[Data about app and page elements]
- - -

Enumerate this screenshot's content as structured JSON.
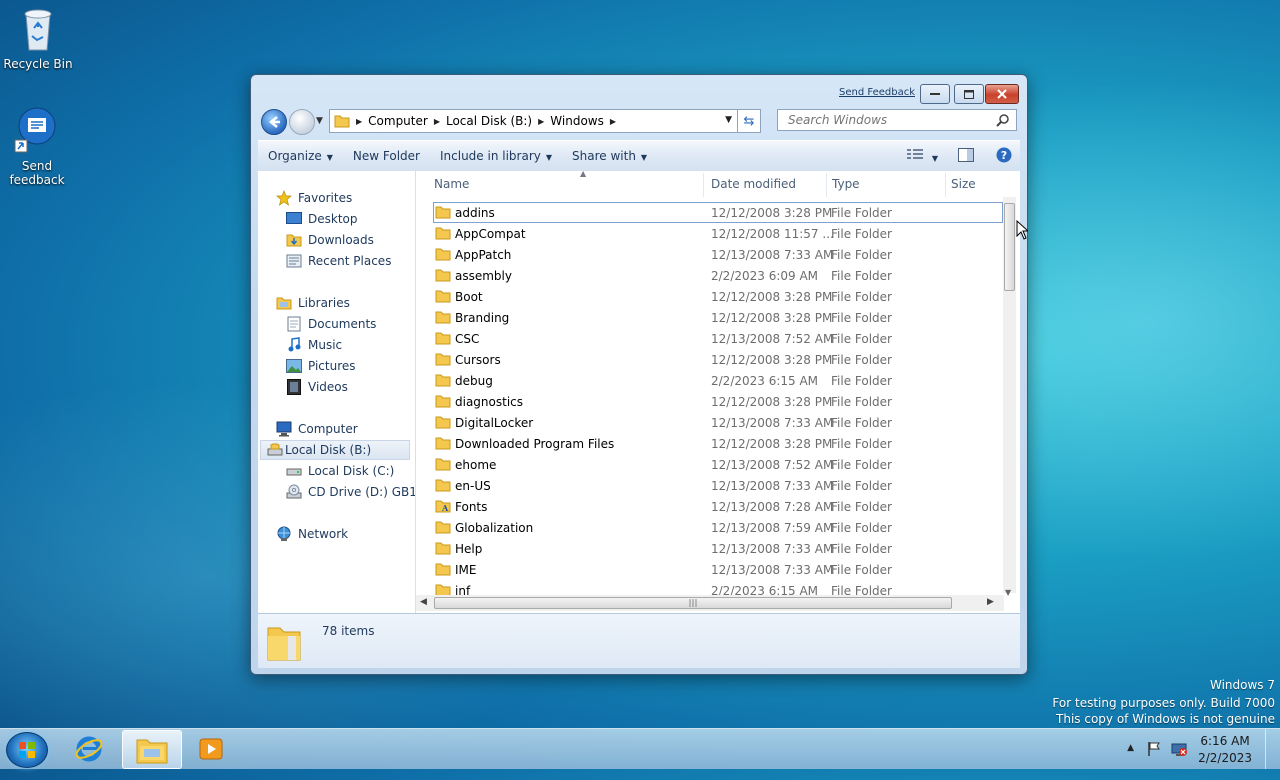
{
  "desktop": {
    "icons": [
      {
        "label": "Recycle Bin"
      },
      {
        "label": "Send feedback"
      }
    ],
    "watermark": [
      "Windows 7",
      "For testing purposes only. Build 7000",
      "This copy of Windows is not genuine"
    ]
  },
  "window": {
    "send_feedback": "Send Feedback",
    "address": [
      "Computer",
      "Local Disk (B:)",
      "Windows"
    ],
    "search_placeholder": "Search Windows",
    "toolbar": {
      "organize": "Organize",
      "new_folder": "New Folder",
      "include_in_library": "Include in library",
      "share_with": "Share with"
    },
    "nav": {
      "favorites": "Favorites",
      "desktop": "Desktop",
      "downloads": "Downloads",
      "recent_places": "Recent Places",
      "libraries": "Libraries",
      "documents": "Documents",
      "music": "Music",
      "pictures": "Pictures",
      "videos": "Videos",
      "computer": "Computer",
      "local_disk_b": "Local Disk (B:)",
      "local_disk_c": "Local Disk (C:)",
      "cd_drive": "CD Drive (D:) GB1CU",
      "network": "Network"
    },
    "columns": {
      "name": "Name",
      "date": "Date modified",
      "type": "Type",
      "size": "Size"
    },
    "files": [
      {
        "name": "addins",
        "date": "12/12/2008 3:28 PM",
        "type": "File Folder"
      },
      {
        "name": "AppCompat",
        "date": "12/12/2008 11:57 ...",
        "type": "File Folder"
      },
      {
        "name": "AppPatch",
        "date": "12/13/2008 7:33 AM",
        "type": "File Folder"
      },
      {
        "name": "assembly",
        "date": "2/2/2023 6:09 AM",
        "type": "File Folder"
      },
      {
        "name": "Boot",
        "date": "12/12/2008 3:28 PM",
        "type": "File Folder"
      },
      {
        "name": "Branding",
        "date": "12/12/2008 3:28 PM",
        "type": "File Folder"
      },
      {
        "name": "CSC",
        "date": "12/13/2008 7:52 AM",
        "type": "File Folder"
      },
      {
        "name": "Cursors",
        "date": "12/12/2008 3:28 PM",
        "type": "File Folder"
      },
      {
        "name": "debug",
        "date": "2/2/2023 6:15 AM",
        "type": "File Folder"
      },
      {
        "name": "diagnostics",
        "date": "12/12/2008 3:28 PM",
        "type": "File Folder"
      },
      {
        "name": "DigitalLocker",
        "date": "12/13/2008 7:33 AM",
        "type": "File Folder"
      },
      {
        "name": "Downloaded Program Files",
        "date": "12/12/2008 3:28 PM",
        "type": "File Folder"
      },
      {
        "name": "ehome",
        "date": "12/13/2008 7:52 AM",
        "type": "File Folder"
      },
      {
        "name": "en-US",
        "date": "12/13/2008 7:33 AM",
        "type": "File Folder"
      },
      {
        "name": "Fonts",
        "date": "12/13/2008 7:28 AM",
        "type": "File Folder"
      },
      {
        "name": "Globalization",
        "date": "12/13/2008 7:59 AM",
        "type": "File Folder"
      },
      {
        "name": "Help",
        "date": "12/13/2008 7:33 AM",
        "type": "File Folder"
      },
      {
        "name": "IME",
        "date": "12/13/2008 7:33 AM",
        "type": "File Folder"
      },
      {
        "name": "inf",
        "date": "2/2/2023 6:15 AM",
        "type": "File Folder"
      }
    ],
    "status": {
      "count": "78 items"
    }
  },
  "taskbar": {
    "time": "6:16 AM",
    "date": "2/2/2023"
  }
}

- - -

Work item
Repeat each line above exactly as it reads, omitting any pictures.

Answer for this exercise
Enumerate this screenshot's content as structured JSON.
{
  "desktop": {
    "icons": [
      {
        "label": "Recycle Bin"
      },
      {
        "label": "Send feedback"
      }
    ],
    "watermark": [
      "Windows 7",
      "For testing purposes only. Build 7000",
      "This copy of Windows is not genuine"
    ]
  },
  "window": {
    "send_feedback": "Send Feedback",
    "address": [
      "Computer",
      "Local Disk (B:)",
      "Windows"
    ],
    "search_placeholder": "Search Windows",
    "toolbar": {
      "organize": "Organize",
      "new_folder": "New Folder",
      "include_in_library": "Include in library",
      "share_with": "Share with"
    },
    "nav": {
      "favorites": "Favorites",
      "desktop": "Desktop",
      "downloads": "Downloads",
      "recent_places": "Recent Places",
      "libraries": "Libraries",
      "documents": "Documents",
      "music": "Music",
      "pictures": "Pictures",
      "videos": "Videos",
      "computer": "Computer",
      "local_disk_b": "Local Disk (B:)",
      "local_disk_c": "Local Disk (C:)",
      "cd_drive": "CD Drive (D:) GB1CU",
      "network": "Network"
    },
    "columns": {
      "name": "Name",
      "date": "Date modified",
      "type": "Type",
      "size": "Size"
    },
    "files": [
      {
        "name": "addins",
        "date": "12/12/2008 3:28 PM",
        "type": "File Folder"
      },
      {
        "name": "AppCompat",
        "date": "12/12/2008 11:57 ...",
        "type": "File Folder"
      },
      {
        "name": "AppPatch",
        "date": "12/13/2008 7:33 AM",
        "type": "File Folder"
      },
      {
        "name": "assembly",
        "date": "2/2/2023 6:09 AM",
        "type": "File Folder"
      },
      {
        "name": "Boot",
        "date": "12/12/2008 3:28 PM",
        "type": "File Folder"
      },
      {
        "name": "Branding",
        "date": "12/12/2008 3:28 PM",
        "type": "File Folder"
      },
      {
        "name": "CSC",
        "date": "12/13/2008 7:52 AM",
        "type": "File Folder"
      },
      {
        "name": "Cursors",
        "date": "12/12/2008 3:28 PM",
        "type": "File Folder"
      },
      {
        "name": "debug",
        "date": "2/2/2023 6:15 AM",
        "type": "File Folder"
      },
      {
        "name": "diagnostics",
        "date": "12/12/2008 3:28 PM",
        "type": "File Folder"
      },
      {
        "name": "DigitalLocker",
        "date": "12/13/2008 7:33 AM",
        "type": "File Folder"
      },
      {
        "name": "Downloaded Program Files",
        "date": "12/12/2008 3:28 PM",
        "type": "File Folder"
      },
      {
        "name": "ehome",
        "date": "12/13/2008 7:52 AM",
        "type": "File Folder"
      },
      {
        "name": "en-US",
        "date": "12/13/2008 7:33 AM",
        "type": "File Folder"
      },
      {
        "name": "Fonts",
        "date": "12/13/2008 7:28 AM",
        "type": "File Folder"
      },
      {
        "name": "Globalization",
        "date": "12/13/2008 7:59 AM",
        "type": "File Folder"
      },
      {
        "name": "Help",
        "date": "12/13/2008 7:33 AM",
        "type": "File Folder"
      },
      {
        "name": "IME",
        "date": "12/13/2008 7:33 AM",
        "type": "File Folder"
      },
      {
        "name": "inf",
        "date": "2/2/2023 6:15 AM",
        "type": "File Folder"
      }
    ],
    "status": {
      "count": "78 items"
    }
  },
  "taskbar": {
    "time": "6:16 AM",
    "date": "2/2/2023"
  }
}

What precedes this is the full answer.